It’s pale, transparent, and best served “cool to the touch.” It’s lighter in colour because the skin of Pinot Noir is so thin.

Pinot Noir grapes are hard to grow, and thrive in cooler regions.

Pinots are infamous with wine snobs. The movie, Sideways, was based around Pinot Noir and how amazing it can potentially be.

More affordable pinots come from Oregon, California, Chile, Australia and New Zealand — these pinots are generally fruitier than their French sister.

Names for Pinot Noir that aren’t Pinot Noir, but still mean the same dang thing:

Savagnin Noir (FR SZ), Bourguignon (FR), Pinot Nero (IT), Pignola (IT), Spätburgunder (GR), Blauburgunder (GR), Klevner (AS), Nagyburgundi (HG), Modri Pinot (SV), Bourgogne, Côte de Nuits, Gevrey-Chambertin, Morey-St-Denis, Chambolle-Musigny, Vougeot, Flagney-Echezeaux, Nuits-St-Georges, Vosne-Romanee, Aloxe-Corton, Côte Challonaise

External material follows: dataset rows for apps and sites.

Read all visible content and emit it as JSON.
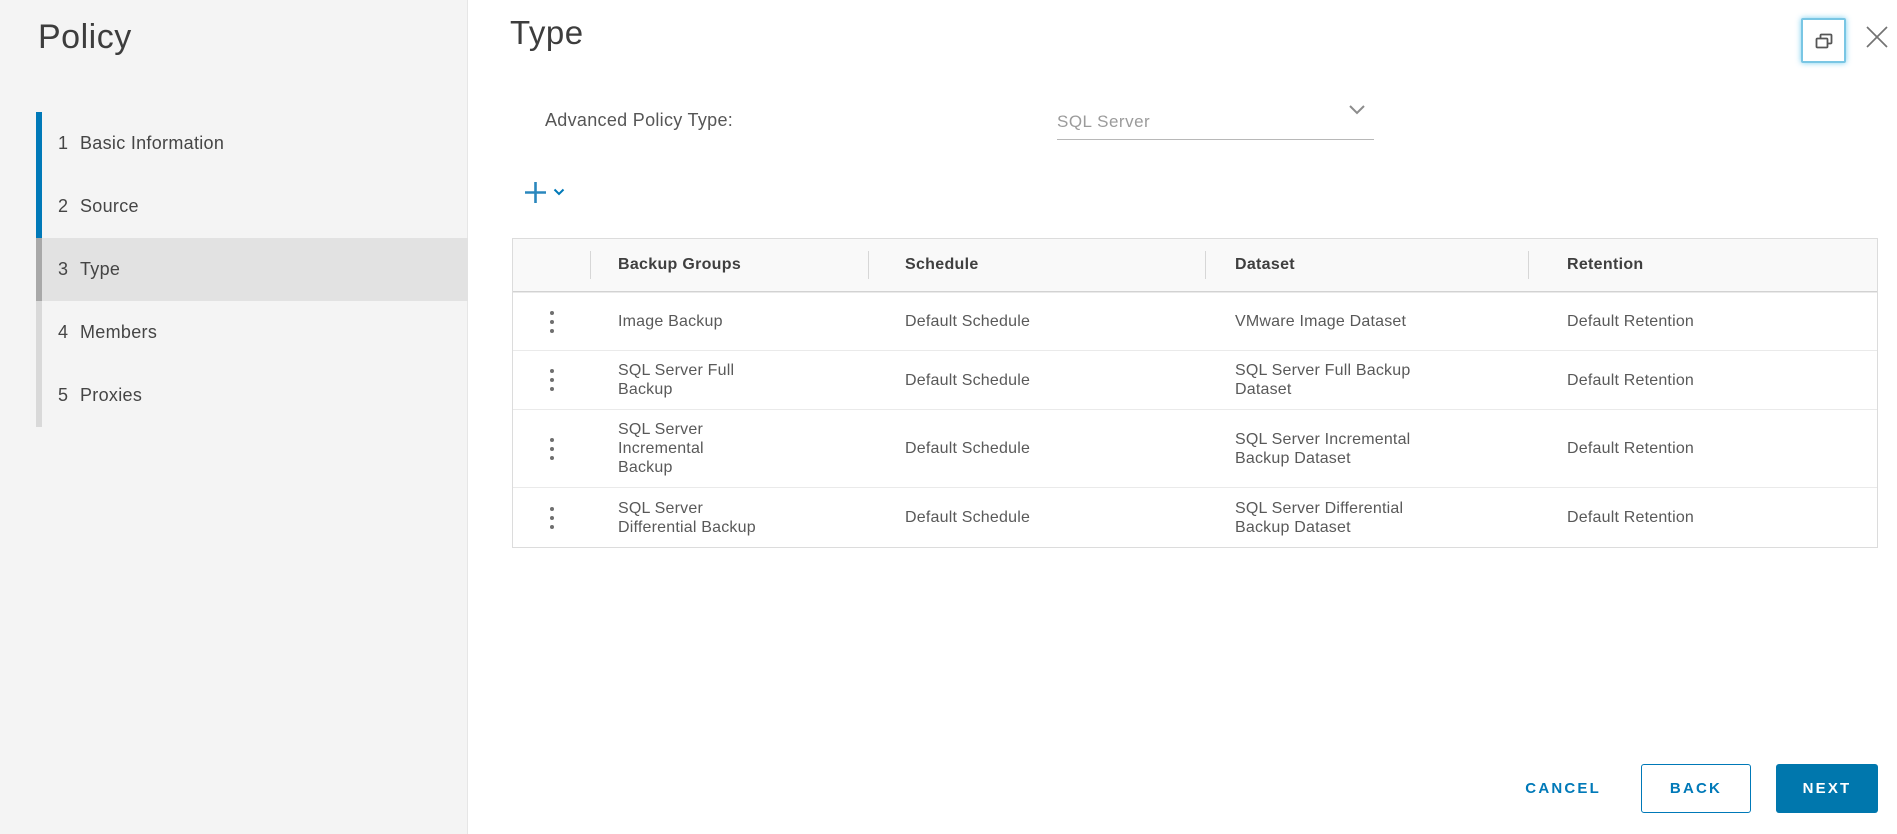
{
  "dialog": {
    "title": "Policy",
    "content_title": "Type"
  },
  "wizard_steps": {
    "items": [
      {
        "number": "1",
        "label": "Basic Information",
        "state": "completed"
      },
      {
        "number": "2",
        "label": "Source",
        "state": "completed"
      },
      {
        "number": "3",
        "label": "Type",
        "state": "current"
      },
      {
        "number": "4",
        "label": "Members",
        "state": "upcoming"
      },
      {
        "number": "5",
        "label": "Proxies",
        "state": "upcoming"
      }
    ]
  },
  "form": {
    "advanced_policy_type_label": "Advanced Policy Type:",
    "advanced_policy_type_value": "SQL Server"
  },
  "table": {
    "columns": [
      "Backup Groups",
      "Schedule",
      "Dataset",
      "Retention"
    ],
    "rows": [
      {
        "backup_group": "Image Backup",
        "schedule": "Default Schedule",
        "dataset": "VMware Image Dataset",
        "retention": "Default Retention"
      },
      {
        "backup_group": "SQL Server Full\nBackup",
        "schedule": "Default Schedule",
        "dataset": "SQL Server Full Backup\nDataset",
        "retention": "Default Retention"
      },
      {
        "backup_group": "SQL Server\nIncremental\nBackup",
        "schedule": "Default Schedule",
        "dataset": "SQL Server Incremental\nBackup Dataset",
        "retention": "Default Retention"
      },
      {
        "backup_group": "SQL Server\nDifferential Backup",
        "schedule": "Default Schedule",
        "dataset": "SQL Server Differential\nBackup Dataset",
        "retention": "Default Retention"
      }
    ]
  },
  "footer": {
    "cancel_label": "CANCEL",
    "back_label": "BACK",
    "next_label": "NEXT"
  },
  "icons": {
    "add": "plus",
    "add_caret": "chevron-down",
    "select_caret": "chevron-down",
    "row_menu": "kebab-vertical-dots",
    "window": "window-restore",
    "close": "x"
  },
  "colors": {
    "accent_blue": "#0079b8",
    "primary_button_blue": "#0077ad",
    "sidebar_background": "#f4f4f4",
    "active_step_background": "#e2e2e2",
    "table_header_background": "#f9f9f9",
    "focus_ring_blue": "#79c6e4"
  }
}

Other blogs about this popular grape: http://winefolly.com/review/pinot-noir-wine-facts/

Cheap wine all the time

Life is hectic. Sometimes you need a night out with your friends, but you don’t want to spend a lot of cash. Me neither. I compiled a list of restaurants that offer wine specials across the city.

On weekends you are pretty much hooped because restaurants are already busy and they don’t need a reason to lure you in with discounts.

 

Monday

Chop – ½ price glasses

Tavern United – bottles from 12.99

 

Tuesday

Original Joes – ½ price bottles

Moxie’s Classic Grill– ½ price glasses

Carbone – reduced bottles

Peasant Cookery – ¼ off wine bottles

 

Wednesday

Moxie’s Classic Grill – ½ price bottles

Pony Corall – $5 off wine bottles

Mona Lisa – 30% off glasses

Earls – $6 glasses of wine

Smitty’s – ½ price glasses

Clay Oven – 25% off any wine over 25$

 

Thursday

Elevate Eatery – 1/2 price bottles of wine

Shark club – ½ price glasses

Carbone – reduced glasses

Jekyll and Hydes – ½ off bottles

The Canadian Brewhouse ½ bottles and $1 off glasses

State and Main – ½ price bottles

JOEY and Earls have Happy Hours from 3-6 every day with $4 drinks and after 9pm from Sunday – Thursday.

Santa Ana – has possibly best pizza in the city and definitely the cheapest bottles of wine. Every. Single. Night.

Make sure to call in advance. They are often full and take reservations.